Lift out all lines below that contain "this".

[Interface dataset entries]

★ ★ ★

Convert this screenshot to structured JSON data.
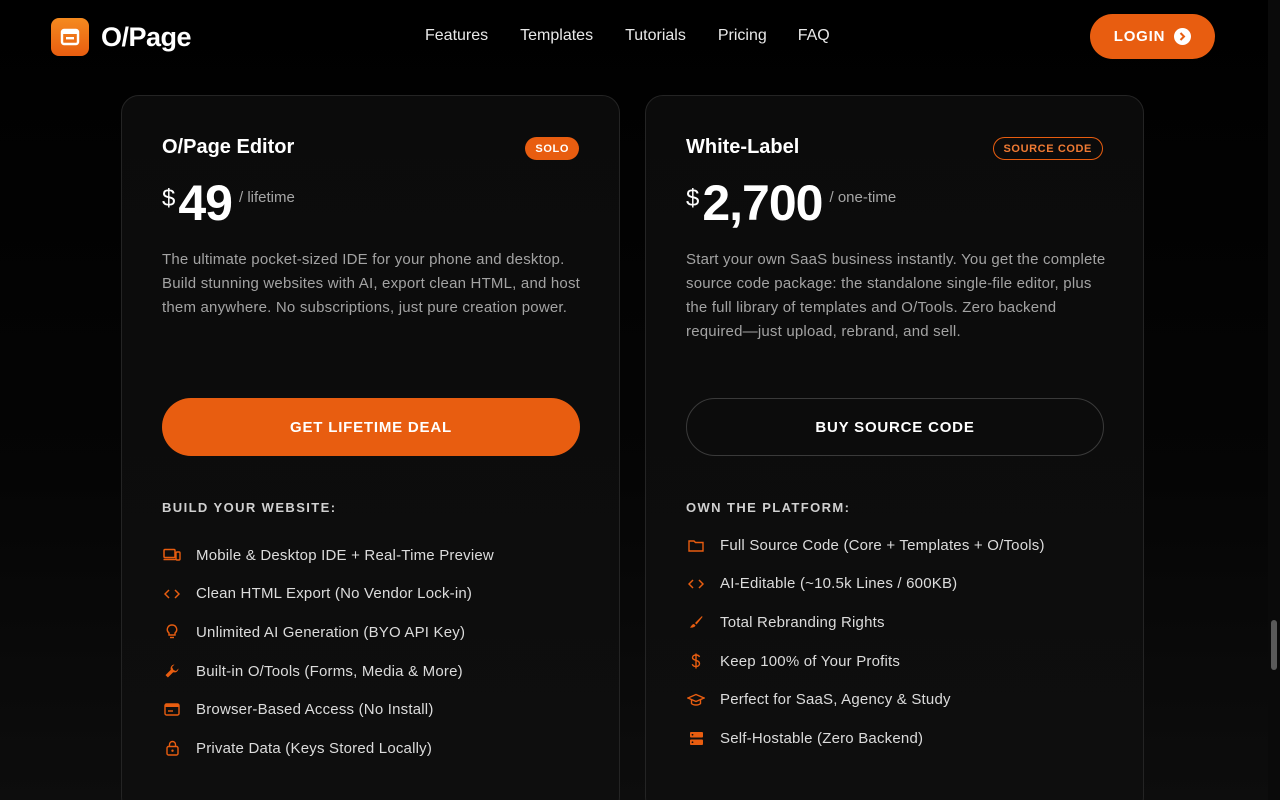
{
  "brand": {
    "name": "O/Page",
    "accent": "#e85d10"
  },
  "nav": {
    "items": [
      "Features",
      "Templates",
      "Tutorials",
      "Pricing",
      "FAQ"
    ]
  },
  "login": {
    "label": "LOGIN"
  },
  "plans": [
    {
      "title": "O/Page Editor",
      "badge": "SOLO",
      "currency": "$",
      "amount": "49",
      "period": "/ lifetime",
      "description": "The ultimate pocket-sized IDE for your phone and desktop. Build stunning websites with AI, export clean HTML, and host them anywhere. No subscriptions, just pure creation power.",
      "cta": "GET LIFETIME DEAL",
      "features_heading": "BUILD YOUR WEBSITE:",
      "features": [
        {
          "icon": "devices-icon",
          "label": "Mobile & Desktop IDE + Real-Time Preview"
        },
        {
          "icon": "code-icon",
          "label": "Clean HTML Export (No Vendor Lock-in)"
        },
        {
          "icon": "lightbulb-icon",
          "label": "Unlimited AI Generation (BYO API Key)"
        },
        {
          "icon": "wrench-icon",
          "label": "Built-in O/Tools (Forms, Media & More)"
        },
        {
          "icon": "browser-icon",
          "label": "Browser-Based Access (No Install)"
        },
        {
          "icon": "lock-icon",
          "label": "Private Data (Keys Stored Locally)"
        }
      ]
    },
    {
      "title": "White-Label",
      "badge": "SOURCE CODE",
      "currency": "$",
      "amount": "2,700",
      "period": "/ one-time",
      "description": "Start your own SaaS business instantly. You get the complete source code package: the standalone single-file editor, plus the full library of templates and O/Tools. Zero backend required—just upload, rebrand, and sell.",
      "cta": "BUY SOURCE CODE",
      "features_heading": "OWN THE PLATFORM:",
      "features": [
        {
          "icon": "folder-icon",
          "label": "Full Source Code (Core + Templates + O/Tools)"
        },
        {
          "icon": "code-icon",
          "label": "AI-Editable (~10.5k Lines / 600KB)"
        },
        {
          "icon": "brush-icon",
          "label": "Total Rebranding Rights"
        },
        {
          "icon": "dollar-icon",
          "label": "Keep 100% of Your Profits"
        },
        {
          "icon": "graduation-cap-icon",
          "label": "Perfect for SaaS, Agency & Study"
        },
        {
          "icon": "server-icon",
          "label": "Self-Hostable (Zero Backend)"
        }
      ]
    }
  ]
}
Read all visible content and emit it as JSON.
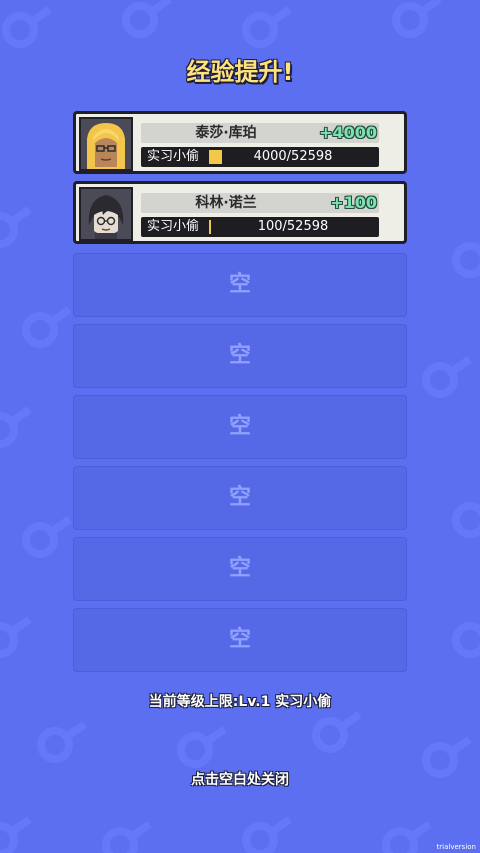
{
  "title": "经验提升!",
  "characters": [
    {
      "name": "泰莎·库珀",
      "gain": "+4000",
      "level_name": "实习小偷",
      "xp": "4000/52598",
      "progress": 0.076
    },
    {
      "name": "科林·诺兰",
      "gain": "+100",
      "level_name": "实习小偷",
      "xp": "100/52598",
      "progress": 0.002
    }
  ],
  "empty_slot_label": "空",
  "level_cap": "当前等级上限:Lv.1 实习小偷",
  "close_hint": "点击空白处关闭",
  "watermark": "trialversion",
  "colors": {
    "background": "#5b6ff0",
    "title": "#ffe27a",
    "gain": "#7fe0b4",
    "progress": "#f2c84b"
  }
}
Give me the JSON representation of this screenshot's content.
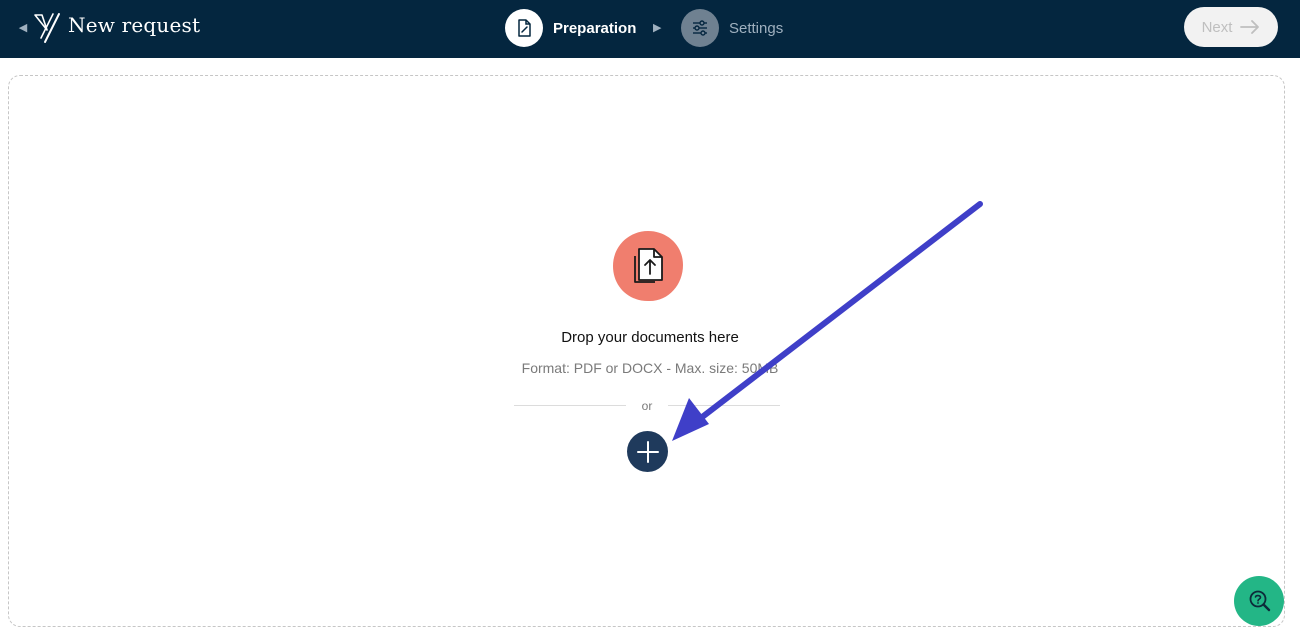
{
  "header": {
    "title": "New request",
    "steps": [
      {
        "label": "Preparation",
        "icon": "document-edit-icon",
        "active": true
      },
      {
        "label": "Settings",
        "icon": "sliders-icon",
        "active": false
      }
    ],
    "next_label": "Next"
  },
  "dropzone": {
    "heading": "Drop your documents here",
    "format_hint": "Format: PDF or DOCX - Max. size: 50MB",
    "or_text": "or"
  },
  "colors": {
    "header_bg": "#04263f",
    "upload_blob": "#f07e6e",
    "add_button": "#1f3a5c",
    "annotation_arrow": "#3f3fc8",
    "help_button": "#23b686"
  }
}
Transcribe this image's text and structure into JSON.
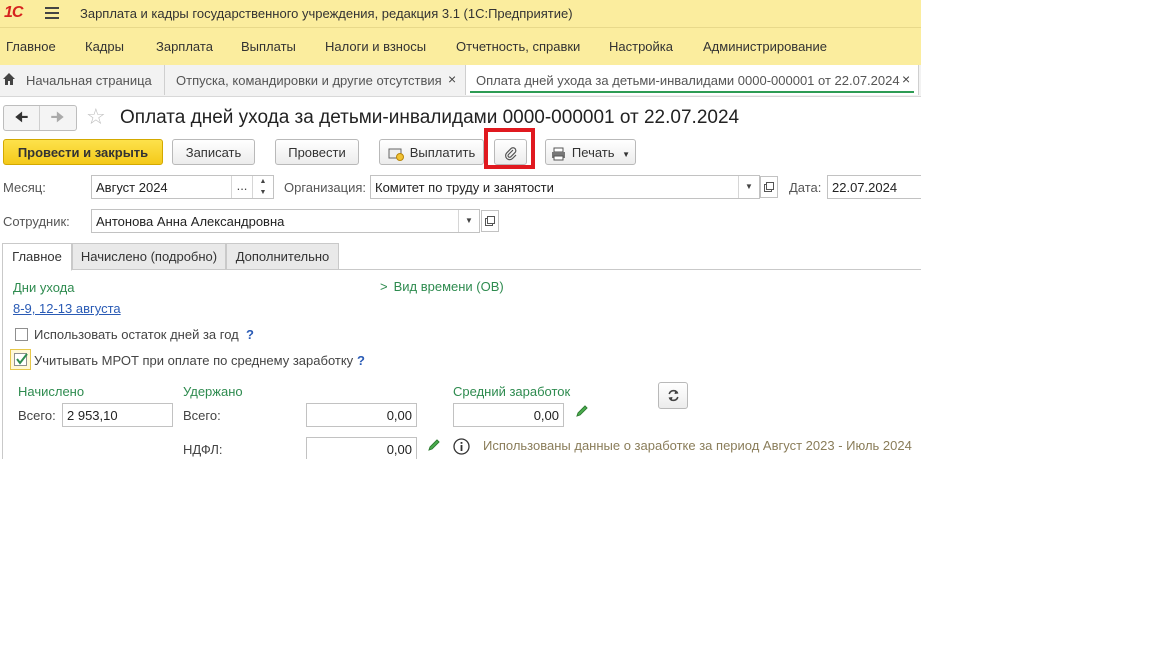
{
  "app": {
    "title": "Зарплата и кадры государственного учреждения, редакция 3.1  (1С:Предприятие)",
    "logo_text": "1С"
  },
  "menu": [
    "Главное",
    "Кадры",
    "Зарплата",
    "Выплаты",
    "Налоги и взносы",
    "Отчетность, справки",
    "Настройка",
    "Администрирование"
  ],
  "window_tabs": {
    "home": "Начальная страница",
    "tab1": "Отпуска, командировки и другие отсутствия",
    "tab2": "Оплата дней ухода за детьми-инвалидами 0000-000001 от 22.07.2024",
    "close": "×"
  },
  "document": {
    "title": "Оплата дней ухода за детьми-инвалидами 0000-000001 от 22.07.2024"
  },
  "toolbar": {
    "post_close": "Провести и закрыть",
    "save": "Записать",
    "post": "Провести",
    "pay": "Выплатить",
    "print": "Печать"
  },
  "fields": {
    "month_label": "Месяц:",
    "month_value": "Август 2024",
    "month_select": "...",
    "org_label": "Организация:",
    "org_value": "Комитет по труду и занятости",
    "date_label": "Дата:",
    "date_value": "22.07.2024",
    "employee_label": "Сотрудник:",
    "employee_value": "Антонова Анна Александровна"
  },
  "tabs": [
    "Главное",
    "Начислено (подробно)",
    "Дополнительно"
  ],
  "main": {
    "care_days_label": "Дни ухода",
    "care_days_value": "8-9, 12-13 августа",
    "time_type": "Вид времени (ОВ)",
    "use_remainder": "Использовать остаток дней за год",
    "use_remainder_checked": false,
    "mrot": "Учитывать МРОТ при оплате по среднему заработку",
    "mrot_checked": true,
    "help": "?",
    "accrued_title": "Начислено",
    "accrued_total_label": "Всего:",
    "accrued_total": "2 953,10",
    "withheld_title": "Удержано",
    "withheld_total_label": "Всего:",
    "withheld_total": "0,00",
    "ndfl_label": "НДФЛ:",
    "ndfl_value": "0,00",
    "avg_title": "Средний заработок",
    "avg_value": "0,00",
    "info_note": "Использованы данные о заработке за период Август 2023 - Июль 2024"
  },
  "colors": {
    "header_bg": "#fbed9e",
    "primary_button": "#f4c91a",
    "accent_green": "#2e8b4f",
    "highlight_red": "#e0191f",
    "link_blue": "#2a5bb5"
  }
}
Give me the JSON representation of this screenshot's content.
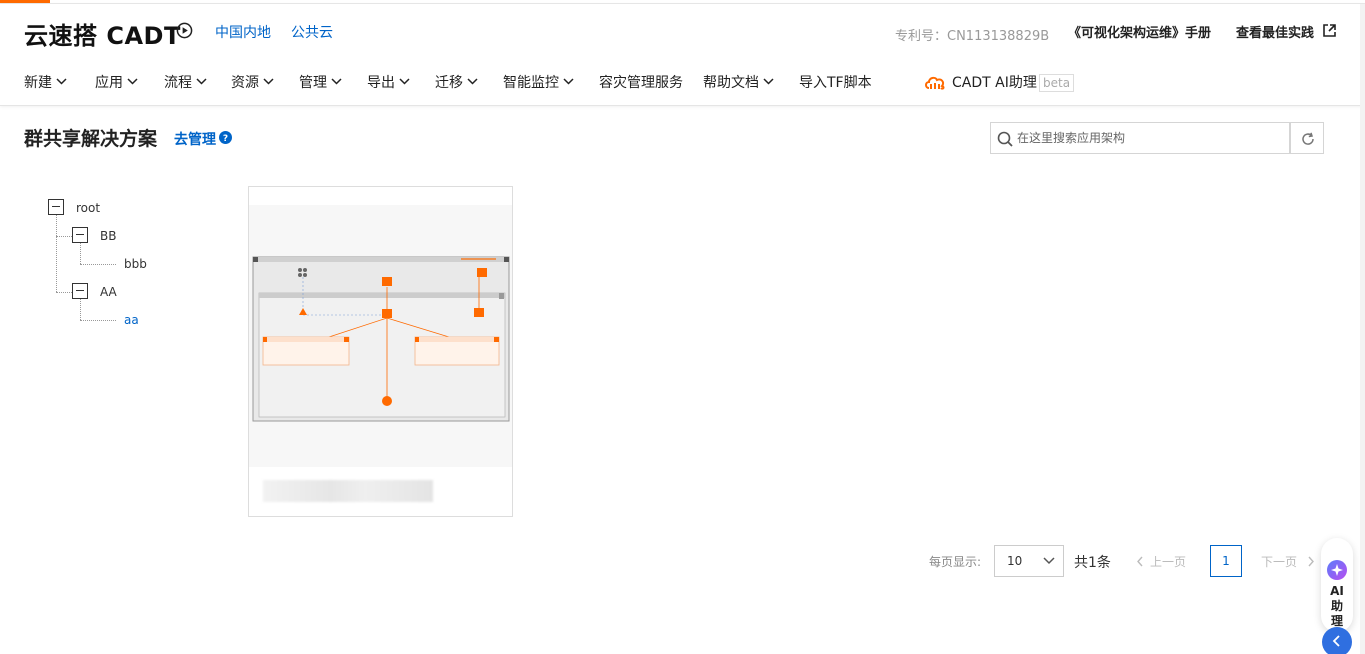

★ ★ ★

» **COMPLETED TASK**:
Convert this screenshot to structured JSON data.
Give me the JSON representation of this screenshot's content.
Transcribe this image's text and structure into JSON.
Give me the JSON representation of this screenshot's content.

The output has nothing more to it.